The Paris Agreement isn’t working out so well for Paris. Protests and riots all over France. People do not want to pay large sums of money, much to third world countries (that are questionably run), in order to maybe protect the environment. Chanting “We Want Trump!” Love France.— Donald J. Trump (@realDonaldTrump) 8 декабря 2018 г.
The idea of a European Military didn’t work out too well in W.W. I or 2. But the U.S. was there for you, and always will be. All we ask is that you pay your fair share of NATO. Germany is paying 1% while the U.S. pays 4.3% of a much larger GDP — to protect Europe. Fairness!— Donald J. Trump (@realDonaldTrump) 8 декабря 2018 г.
"Maybe it is a coincidence that Steve Bannon, Trump's chief political consultant and coordinator of his election campaign, an expert on 'guerrilla' political organizations, who is now in Europe with the openly stated goal of creating a pro-Trump political movement, recently said in Brussels that the French protesters were 'the same voters who elected Trump.'"
"I repeat, it's possible that all of this really was just a coincidence; but nevertheless, one can be excused for treating" the current narrative, "that Macron was simply unlucky and that the unrest 'just happened' without any outside interference, with a grain of salt," the journalist noted.
Nor does this mean that the yellow vests movement is artificial, Danilov stressed. "Quite the opposite: any textbook on coups d'etat, starting with the famous fundamental work on the subject by US political scientist Edward Luttwak 'Coup d'Etat: A Practical Handbook', recommends that the coup's organizers and architects take advantage of problems and contradictions yjsy exist in a given country."
"But support for the protests is based on a 'negative' agenda, i.e., a large number of French would simply like to send Elysees Palace the message that Macron's politics and Macron himself have evoked colossal annoyance." At the same time, the yellow vests do not have a leader, and there is no single political force which could unify the movement into something constructive, Danilov emphasized.
"Incidentally, the skill and consistency with which any attempt by even the most marginal and radical of French politicians to integrate into this movement may be a sign that it was envisioned, from the start, simply as a battering ram to be used against France, its economy and political system. It's entirely possible that those standing behind this 'colour revolution' don't need any actual reforms, and that they are not at all interested in the wants and needs of ordinary French people. Their anger and hope for change for the better are simply being used to destroy their own state. And all this prompts the question: is this not reminiscent of anything?"

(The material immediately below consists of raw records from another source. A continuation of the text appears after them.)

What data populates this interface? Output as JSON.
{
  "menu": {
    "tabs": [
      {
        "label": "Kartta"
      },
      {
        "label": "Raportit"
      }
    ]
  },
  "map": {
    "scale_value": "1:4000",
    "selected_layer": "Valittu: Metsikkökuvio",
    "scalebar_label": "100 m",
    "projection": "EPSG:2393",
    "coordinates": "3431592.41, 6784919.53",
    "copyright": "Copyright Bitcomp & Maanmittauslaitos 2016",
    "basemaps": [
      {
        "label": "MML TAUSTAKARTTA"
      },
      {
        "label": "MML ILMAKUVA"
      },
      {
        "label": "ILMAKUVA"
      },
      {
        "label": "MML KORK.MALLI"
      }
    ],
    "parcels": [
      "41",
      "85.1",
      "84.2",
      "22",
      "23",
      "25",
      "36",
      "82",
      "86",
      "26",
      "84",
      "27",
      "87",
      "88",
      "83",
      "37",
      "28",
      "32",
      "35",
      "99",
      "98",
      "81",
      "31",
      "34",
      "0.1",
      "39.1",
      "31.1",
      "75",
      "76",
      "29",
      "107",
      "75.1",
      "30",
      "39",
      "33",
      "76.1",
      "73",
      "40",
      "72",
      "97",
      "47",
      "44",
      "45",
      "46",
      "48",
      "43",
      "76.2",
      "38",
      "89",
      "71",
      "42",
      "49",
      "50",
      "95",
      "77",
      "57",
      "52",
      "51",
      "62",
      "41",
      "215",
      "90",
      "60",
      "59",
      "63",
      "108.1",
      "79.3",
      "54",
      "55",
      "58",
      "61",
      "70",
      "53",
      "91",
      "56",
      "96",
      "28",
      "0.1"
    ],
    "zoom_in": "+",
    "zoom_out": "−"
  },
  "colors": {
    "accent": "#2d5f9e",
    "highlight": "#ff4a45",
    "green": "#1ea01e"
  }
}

Ultimately, Danilov warned that judging by the recent appearance of yellow vest protests in neighboring Belgium and the Netherlands, it can be said that not just France, but also Europe as a whole, including its prosperous Western part, is facing a systemic social crisis making its nations vulnerable to such upheavals.
For many decades, revolutions, Maidan-style coups and civil wars passed Europe by. "But now, the era of calm is over, social contradictions have piled up, and the political system is clearly no longer capable of adequately responding to social challenges. And that means that sooner or later, many European capitals will light up like today's Paris," Danilov concluded.
The views expressed in this article are solely those of the contributor and do not necessarily reflect those of Sputnik.